  • 2 cups sourdough starter (stir-down starter if measuring out the volume, or use 454 grams)
  • 5 cups all-purpose flour
  • 3/4 cup whole-wheat flour
  • 1 3/4 cup water
  • 2 teaspoons salt


  1. Combine starter, all-purpose flour, whole-wheat flour and water in a large bowl until well mixed.
  2. Cover with a towel and let sit for 25 minutes.
  3. Add salt and knead the dough until it's smooth yet still tacky. Put back into the bowl and cover with a towel for 1 hour.
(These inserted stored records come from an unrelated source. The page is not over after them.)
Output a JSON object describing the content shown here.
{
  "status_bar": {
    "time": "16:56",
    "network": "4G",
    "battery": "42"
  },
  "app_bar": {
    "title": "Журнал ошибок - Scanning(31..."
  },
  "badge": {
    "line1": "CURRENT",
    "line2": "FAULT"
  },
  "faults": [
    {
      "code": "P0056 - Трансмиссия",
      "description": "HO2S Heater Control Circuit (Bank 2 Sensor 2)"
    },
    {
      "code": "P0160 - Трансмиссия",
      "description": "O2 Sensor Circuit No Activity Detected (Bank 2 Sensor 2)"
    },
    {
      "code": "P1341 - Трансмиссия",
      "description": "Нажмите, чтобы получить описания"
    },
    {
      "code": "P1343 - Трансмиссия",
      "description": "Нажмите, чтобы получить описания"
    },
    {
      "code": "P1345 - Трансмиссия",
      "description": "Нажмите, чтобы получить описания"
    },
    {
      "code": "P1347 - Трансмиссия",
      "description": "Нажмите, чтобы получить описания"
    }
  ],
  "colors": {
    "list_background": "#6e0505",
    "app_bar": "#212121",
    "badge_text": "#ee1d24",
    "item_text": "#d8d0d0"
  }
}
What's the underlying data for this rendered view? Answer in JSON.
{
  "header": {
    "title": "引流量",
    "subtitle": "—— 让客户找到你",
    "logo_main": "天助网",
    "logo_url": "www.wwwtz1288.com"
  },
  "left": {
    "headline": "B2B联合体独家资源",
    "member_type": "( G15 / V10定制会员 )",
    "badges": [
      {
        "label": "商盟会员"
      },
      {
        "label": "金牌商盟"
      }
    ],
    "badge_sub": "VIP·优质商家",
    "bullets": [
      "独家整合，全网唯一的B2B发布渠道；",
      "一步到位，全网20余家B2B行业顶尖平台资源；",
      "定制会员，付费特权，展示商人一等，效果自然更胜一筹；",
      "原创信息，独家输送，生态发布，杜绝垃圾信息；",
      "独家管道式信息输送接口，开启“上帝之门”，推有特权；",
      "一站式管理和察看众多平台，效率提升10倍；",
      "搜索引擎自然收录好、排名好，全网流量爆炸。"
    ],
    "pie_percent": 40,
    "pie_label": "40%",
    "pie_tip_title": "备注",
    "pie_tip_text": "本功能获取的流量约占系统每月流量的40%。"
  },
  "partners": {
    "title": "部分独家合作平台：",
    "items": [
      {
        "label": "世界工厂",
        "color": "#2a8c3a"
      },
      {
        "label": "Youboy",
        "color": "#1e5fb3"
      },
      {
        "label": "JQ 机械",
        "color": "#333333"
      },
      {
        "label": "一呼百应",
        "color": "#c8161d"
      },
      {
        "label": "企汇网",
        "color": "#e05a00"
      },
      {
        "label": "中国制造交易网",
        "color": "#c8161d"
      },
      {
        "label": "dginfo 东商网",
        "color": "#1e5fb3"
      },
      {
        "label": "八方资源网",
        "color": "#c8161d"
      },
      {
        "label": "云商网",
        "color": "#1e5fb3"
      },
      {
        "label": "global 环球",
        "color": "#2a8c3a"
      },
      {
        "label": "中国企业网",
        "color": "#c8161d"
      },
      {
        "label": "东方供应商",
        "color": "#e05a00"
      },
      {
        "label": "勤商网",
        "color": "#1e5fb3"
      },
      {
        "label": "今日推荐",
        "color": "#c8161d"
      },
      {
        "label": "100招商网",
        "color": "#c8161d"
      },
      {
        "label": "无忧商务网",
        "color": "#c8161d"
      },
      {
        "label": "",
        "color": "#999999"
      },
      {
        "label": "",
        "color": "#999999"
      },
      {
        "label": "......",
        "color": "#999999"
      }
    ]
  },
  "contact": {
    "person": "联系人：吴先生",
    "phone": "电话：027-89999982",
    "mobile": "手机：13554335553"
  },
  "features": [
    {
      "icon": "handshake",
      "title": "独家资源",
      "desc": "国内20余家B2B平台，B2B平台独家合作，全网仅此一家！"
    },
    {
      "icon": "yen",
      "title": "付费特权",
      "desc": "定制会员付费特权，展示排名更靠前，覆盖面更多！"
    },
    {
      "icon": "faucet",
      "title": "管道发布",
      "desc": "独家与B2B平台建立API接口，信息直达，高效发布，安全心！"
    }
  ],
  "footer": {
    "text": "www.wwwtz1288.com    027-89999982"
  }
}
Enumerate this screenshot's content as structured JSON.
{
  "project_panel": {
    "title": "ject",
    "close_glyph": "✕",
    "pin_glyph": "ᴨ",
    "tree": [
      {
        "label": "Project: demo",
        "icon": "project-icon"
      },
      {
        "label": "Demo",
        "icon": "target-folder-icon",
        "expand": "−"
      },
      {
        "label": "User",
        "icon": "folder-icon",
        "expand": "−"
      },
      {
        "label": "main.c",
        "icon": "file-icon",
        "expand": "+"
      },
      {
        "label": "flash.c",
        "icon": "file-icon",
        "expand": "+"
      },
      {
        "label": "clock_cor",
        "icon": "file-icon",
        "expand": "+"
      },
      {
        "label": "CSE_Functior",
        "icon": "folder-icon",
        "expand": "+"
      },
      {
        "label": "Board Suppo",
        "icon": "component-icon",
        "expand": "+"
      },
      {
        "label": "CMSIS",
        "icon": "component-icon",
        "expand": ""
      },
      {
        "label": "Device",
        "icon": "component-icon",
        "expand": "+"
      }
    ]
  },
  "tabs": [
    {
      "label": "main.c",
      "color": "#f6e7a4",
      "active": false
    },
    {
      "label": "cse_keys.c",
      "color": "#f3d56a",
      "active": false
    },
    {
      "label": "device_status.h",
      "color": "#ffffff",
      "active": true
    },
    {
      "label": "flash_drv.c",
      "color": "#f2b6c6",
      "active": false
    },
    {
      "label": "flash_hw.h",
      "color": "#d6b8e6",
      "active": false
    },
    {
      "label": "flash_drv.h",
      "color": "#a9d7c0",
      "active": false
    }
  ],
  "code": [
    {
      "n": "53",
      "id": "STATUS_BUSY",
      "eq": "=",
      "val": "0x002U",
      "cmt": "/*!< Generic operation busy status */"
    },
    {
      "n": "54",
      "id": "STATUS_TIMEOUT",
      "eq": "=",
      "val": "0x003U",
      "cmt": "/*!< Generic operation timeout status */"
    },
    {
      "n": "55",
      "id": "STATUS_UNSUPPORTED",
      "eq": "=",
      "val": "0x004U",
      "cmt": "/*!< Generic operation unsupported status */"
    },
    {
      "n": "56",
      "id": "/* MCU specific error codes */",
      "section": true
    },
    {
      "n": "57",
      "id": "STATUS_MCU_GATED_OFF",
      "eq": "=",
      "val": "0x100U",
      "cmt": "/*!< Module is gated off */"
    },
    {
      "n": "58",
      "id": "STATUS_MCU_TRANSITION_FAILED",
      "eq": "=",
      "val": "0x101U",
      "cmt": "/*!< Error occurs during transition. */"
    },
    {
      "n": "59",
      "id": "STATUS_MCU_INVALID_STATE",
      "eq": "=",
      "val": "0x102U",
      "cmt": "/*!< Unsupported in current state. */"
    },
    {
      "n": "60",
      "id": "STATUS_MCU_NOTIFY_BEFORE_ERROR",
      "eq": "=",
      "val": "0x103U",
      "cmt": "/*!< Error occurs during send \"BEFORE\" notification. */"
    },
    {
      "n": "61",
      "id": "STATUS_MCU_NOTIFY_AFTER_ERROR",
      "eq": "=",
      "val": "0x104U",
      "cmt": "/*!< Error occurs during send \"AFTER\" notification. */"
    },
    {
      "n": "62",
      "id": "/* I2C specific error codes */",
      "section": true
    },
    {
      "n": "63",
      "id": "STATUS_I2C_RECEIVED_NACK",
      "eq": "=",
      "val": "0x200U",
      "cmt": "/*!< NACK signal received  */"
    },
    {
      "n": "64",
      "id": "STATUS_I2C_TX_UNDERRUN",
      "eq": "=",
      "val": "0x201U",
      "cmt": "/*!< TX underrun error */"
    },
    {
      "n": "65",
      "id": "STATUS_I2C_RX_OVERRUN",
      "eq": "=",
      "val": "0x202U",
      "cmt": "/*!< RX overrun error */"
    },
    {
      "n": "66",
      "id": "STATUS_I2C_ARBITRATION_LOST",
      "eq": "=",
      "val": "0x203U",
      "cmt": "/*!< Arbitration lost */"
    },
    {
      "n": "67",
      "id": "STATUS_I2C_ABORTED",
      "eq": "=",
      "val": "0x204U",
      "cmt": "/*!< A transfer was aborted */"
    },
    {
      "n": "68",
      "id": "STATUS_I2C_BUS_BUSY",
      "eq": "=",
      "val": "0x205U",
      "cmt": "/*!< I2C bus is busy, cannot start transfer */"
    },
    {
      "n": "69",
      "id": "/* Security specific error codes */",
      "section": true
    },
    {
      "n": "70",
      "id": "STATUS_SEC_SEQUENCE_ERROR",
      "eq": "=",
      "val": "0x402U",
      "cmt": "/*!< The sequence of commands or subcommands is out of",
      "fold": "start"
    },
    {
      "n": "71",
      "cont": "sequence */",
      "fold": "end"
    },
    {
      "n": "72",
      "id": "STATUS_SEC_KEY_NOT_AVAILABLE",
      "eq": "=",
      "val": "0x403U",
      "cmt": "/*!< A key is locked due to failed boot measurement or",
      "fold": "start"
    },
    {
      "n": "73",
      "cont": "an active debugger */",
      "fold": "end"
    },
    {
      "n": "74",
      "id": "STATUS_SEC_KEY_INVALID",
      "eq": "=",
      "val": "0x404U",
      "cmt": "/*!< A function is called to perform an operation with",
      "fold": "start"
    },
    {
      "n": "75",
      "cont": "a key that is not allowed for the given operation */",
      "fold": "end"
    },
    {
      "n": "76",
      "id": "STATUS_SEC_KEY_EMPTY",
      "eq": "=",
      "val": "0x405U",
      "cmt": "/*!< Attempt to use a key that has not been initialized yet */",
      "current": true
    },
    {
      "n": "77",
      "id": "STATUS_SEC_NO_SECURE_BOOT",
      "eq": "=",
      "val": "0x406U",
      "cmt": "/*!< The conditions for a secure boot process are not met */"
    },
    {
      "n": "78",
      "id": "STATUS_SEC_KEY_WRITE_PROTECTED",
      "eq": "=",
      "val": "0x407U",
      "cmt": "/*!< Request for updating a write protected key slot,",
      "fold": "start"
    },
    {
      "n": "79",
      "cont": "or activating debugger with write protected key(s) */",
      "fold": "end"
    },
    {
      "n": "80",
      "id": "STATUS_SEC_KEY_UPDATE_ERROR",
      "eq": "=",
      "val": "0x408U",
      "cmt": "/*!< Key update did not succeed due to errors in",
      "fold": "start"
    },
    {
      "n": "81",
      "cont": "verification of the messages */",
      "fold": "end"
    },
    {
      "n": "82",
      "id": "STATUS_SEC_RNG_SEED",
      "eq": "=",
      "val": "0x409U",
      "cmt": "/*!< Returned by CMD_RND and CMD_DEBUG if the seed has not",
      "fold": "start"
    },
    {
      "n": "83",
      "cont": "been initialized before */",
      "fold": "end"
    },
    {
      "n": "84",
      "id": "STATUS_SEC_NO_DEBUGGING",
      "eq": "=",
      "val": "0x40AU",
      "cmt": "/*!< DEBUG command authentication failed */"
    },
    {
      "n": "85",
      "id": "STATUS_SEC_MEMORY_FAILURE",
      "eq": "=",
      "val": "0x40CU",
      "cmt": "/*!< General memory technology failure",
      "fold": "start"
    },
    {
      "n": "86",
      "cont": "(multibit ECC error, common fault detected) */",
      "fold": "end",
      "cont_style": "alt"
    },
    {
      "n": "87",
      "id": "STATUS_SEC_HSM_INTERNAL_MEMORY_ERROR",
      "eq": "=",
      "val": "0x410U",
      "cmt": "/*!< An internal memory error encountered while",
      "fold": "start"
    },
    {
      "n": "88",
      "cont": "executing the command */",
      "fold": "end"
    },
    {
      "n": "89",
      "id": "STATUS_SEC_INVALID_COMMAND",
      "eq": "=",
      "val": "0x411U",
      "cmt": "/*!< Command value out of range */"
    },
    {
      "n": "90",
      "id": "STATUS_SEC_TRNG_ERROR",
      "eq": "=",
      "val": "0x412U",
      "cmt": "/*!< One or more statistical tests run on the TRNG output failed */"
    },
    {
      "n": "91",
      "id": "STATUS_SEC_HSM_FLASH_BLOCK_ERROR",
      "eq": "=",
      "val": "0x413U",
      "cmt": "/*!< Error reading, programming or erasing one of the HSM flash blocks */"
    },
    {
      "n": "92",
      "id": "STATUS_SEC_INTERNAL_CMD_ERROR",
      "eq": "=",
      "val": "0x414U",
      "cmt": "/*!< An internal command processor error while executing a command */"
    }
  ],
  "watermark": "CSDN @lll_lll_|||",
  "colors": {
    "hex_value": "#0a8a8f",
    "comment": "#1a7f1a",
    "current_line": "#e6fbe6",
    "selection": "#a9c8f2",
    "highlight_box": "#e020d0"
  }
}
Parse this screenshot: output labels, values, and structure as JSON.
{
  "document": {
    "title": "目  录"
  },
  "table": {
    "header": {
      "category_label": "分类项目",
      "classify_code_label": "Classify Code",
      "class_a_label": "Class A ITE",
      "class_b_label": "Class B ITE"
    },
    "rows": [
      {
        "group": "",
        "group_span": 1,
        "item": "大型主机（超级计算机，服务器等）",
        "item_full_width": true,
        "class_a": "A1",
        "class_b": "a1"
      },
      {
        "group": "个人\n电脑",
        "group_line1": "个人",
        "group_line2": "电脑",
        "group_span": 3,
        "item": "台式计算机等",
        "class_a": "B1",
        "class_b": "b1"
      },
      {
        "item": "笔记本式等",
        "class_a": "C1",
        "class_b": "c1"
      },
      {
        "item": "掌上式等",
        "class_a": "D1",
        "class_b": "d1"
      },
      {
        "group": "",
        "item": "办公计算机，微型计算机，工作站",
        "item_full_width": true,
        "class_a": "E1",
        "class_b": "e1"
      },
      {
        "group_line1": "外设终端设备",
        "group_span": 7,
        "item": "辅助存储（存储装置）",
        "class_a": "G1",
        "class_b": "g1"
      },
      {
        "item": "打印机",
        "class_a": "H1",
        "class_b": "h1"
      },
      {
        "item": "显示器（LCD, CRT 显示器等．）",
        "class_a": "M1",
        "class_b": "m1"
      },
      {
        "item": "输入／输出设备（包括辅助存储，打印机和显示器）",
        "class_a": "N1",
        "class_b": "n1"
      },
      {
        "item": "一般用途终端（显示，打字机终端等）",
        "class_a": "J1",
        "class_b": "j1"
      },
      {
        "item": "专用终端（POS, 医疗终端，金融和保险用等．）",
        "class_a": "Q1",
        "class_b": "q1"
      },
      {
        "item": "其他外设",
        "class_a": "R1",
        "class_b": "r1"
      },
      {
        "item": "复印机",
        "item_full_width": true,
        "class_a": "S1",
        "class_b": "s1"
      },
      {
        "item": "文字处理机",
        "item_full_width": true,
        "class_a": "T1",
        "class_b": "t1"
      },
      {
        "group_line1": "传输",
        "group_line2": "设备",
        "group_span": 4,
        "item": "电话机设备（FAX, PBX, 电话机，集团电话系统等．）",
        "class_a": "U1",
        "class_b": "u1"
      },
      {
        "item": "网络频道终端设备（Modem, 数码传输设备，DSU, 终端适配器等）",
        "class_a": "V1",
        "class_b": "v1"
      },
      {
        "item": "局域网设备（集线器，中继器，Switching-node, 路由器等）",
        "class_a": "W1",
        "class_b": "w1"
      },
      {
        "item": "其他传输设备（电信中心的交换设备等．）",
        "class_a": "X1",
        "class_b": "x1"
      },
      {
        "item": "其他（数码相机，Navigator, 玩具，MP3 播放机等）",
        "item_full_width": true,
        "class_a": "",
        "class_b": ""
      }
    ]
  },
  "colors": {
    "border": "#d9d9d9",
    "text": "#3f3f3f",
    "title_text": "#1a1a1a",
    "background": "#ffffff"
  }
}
  4. Put the dough on a floured surface and fold the dough by flattening it a bit and folding it, repeat and fold again. Put back into the bowl.
  5. Divide the dough in half, shape into rounds with a floured cloth and place in a bowl. Let sit for 2 1/2 hours.
  6. Preheat oven to 450 degrees, line baking sheet with parchment paper and place the two loaves on the pan.
  7. Bake for 30 to 40 minutes until golden.